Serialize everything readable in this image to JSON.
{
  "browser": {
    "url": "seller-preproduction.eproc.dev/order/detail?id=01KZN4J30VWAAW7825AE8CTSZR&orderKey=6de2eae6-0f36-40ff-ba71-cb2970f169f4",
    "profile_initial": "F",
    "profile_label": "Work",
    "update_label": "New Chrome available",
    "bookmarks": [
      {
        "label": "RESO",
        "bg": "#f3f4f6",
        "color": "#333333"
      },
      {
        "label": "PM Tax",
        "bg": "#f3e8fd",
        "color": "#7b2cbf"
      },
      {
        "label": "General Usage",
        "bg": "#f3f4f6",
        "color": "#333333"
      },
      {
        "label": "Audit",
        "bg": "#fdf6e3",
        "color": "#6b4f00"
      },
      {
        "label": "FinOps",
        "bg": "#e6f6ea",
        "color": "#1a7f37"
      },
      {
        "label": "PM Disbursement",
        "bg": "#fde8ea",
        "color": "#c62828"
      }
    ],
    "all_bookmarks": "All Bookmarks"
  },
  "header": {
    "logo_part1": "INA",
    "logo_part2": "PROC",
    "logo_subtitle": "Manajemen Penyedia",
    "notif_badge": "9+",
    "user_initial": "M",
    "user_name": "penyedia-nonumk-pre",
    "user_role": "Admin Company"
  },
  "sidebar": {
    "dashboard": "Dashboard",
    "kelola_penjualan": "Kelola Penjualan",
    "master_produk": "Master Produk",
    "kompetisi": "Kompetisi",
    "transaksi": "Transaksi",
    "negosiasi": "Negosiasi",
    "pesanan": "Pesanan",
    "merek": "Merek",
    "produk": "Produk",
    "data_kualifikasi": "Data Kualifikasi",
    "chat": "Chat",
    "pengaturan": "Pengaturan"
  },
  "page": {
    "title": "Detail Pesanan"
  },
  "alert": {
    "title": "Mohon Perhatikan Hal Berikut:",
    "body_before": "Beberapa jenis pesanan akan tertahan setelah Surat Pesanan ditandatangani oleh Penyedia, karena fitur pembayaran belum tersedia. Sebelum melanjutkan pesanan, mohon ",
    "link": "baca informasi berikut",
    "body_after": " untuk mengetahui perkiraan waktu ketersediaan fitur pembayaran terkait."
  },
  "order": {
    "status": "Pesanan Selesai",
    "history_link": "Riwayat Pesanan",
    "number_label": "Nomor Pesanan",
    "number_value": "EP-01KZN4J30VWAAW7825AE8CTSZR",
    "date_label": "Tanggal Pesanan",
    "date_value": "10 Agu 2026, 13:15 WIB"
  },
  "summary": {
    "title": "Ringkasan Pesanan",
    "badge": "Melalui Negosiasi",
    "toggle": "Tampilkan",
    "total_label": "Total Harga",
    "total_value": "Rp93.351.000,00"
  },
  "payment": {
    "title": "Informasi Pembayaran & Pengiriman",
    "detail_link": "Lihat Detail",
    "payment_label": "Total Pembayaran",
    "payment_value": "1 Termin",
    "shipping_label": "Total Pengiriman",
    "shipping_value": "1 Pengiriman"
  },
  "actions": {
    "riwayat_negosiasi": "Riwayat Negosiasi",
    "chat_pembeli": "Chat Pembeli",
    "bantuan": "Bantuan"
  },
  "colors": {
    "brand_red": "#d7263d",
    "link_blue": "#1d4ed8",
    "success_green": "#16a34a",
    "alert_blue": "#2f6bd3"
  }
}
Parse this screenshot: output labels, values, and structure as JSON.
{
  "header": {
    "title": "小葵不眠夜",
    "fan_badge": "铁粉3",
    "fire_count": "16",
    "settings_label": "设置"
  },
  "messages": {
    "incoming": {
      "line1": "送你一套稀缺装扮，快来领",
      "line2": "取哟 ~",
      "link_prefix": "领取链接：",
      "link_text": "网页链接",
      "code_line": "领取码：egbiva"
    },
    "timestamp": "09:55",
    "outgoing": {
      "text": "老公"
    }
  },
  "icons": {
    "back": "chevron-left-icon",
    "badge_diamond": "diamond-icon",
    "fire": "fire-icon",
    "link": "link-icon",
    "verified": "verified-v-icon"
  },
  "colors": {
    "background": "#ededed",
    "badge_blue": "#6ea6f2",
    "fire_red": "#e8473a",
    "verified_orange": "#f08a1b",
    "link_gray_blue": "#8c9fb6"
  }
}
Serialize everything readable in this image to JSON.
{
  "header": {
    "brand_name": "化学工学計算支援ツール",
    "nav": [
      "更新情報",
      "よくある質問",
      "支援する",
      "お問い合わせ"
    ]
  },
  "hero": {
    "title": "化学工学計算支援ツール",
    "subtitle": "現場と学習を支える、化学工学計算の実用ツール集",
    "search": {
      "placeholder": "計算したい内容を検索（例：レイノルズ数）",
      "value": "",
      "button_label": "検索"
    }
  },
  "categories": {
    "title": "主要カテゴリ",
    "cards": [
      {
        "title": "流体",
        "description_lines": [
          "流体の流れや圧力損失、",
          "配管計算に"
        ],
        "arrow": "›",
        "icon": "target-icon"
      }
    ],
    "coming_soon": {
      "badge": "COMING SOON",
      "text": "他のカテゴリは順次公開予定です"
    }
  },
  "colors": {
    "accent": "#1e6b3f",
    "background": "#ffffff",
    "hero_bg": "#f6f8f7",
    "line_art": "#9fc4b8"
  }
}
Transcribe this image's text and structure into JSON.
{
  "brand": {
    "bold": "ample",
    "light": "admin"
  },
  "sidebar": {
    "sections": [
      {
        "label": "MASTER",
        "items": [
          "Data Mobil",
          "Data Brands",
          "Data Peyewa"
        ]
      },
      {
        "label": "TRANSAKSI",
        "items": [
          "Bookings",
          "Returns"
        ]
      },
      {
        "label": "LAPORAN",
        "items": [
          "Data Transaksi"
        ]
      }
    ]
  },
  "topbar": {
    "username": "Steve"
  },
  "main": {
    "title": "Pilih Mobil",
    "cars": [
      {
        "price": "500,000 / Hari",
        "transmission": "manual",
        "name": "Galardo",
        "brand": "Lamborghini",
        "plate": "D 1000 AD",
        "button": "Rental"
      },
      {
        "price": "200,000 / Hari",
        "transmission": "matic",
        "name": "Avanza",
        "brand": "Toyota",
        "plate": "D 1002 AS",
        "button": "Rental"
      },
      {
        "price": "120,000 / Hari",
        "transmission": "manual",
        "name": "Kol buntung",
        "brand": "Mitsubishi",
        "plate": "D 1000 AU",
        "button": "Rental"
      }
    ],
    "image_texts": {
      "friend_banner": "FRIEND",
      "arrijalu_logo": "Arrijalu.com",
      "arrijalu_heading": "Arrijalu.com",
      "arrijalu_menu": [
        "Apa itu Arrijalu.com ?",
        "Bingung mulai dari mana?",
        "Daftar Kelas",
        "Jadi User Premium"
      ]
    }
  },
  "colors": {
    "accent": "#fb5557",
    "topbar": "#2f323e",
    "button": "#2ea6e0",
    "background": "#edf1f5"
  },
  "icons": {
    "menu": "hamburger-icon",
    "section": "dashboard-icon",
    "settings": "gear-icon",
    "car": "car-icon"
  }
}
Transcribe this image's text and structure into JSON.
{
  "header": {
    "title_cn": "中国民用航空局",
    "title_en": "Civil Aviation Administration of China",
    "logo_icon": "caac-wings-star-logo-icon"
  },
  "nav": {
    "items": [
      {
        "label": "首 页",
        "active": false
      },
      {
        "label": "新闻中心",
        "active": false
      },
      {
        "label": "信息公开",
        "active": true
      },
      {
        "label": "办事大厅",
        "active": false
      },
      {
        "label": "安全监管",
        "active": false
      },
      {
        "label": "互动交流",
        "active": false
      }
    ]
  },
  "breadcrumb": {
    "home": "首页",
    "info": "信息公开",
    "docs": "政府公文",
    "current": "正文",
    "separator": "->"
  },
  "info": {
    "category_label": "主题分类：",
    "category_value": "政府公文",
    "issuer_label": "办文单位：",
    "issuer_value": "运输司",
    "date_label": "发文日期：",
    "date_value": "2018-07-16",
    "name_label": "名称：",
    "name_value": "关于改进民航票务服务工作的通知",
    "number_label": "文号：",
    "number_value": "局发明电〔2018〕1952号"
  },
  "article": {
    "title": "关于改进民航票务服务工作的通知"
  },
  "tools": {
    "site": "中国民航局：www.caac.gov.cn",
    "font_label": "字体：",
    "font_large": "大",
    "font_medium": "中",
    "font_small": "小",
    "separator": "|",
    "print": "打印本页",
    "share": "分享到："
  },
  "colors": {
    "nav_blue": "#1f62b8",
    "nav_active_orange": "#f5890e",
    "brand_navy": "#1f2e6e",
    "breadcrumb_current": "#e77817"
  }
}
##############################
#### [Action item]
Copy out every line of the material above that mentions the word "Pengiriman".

#### [Result of the exercise]
    "title": "Informasi Pembayaran & Pengiriman",
    "shipping_label": "Total Pengiriman",
    "shipping_value": "1 Pengiriman"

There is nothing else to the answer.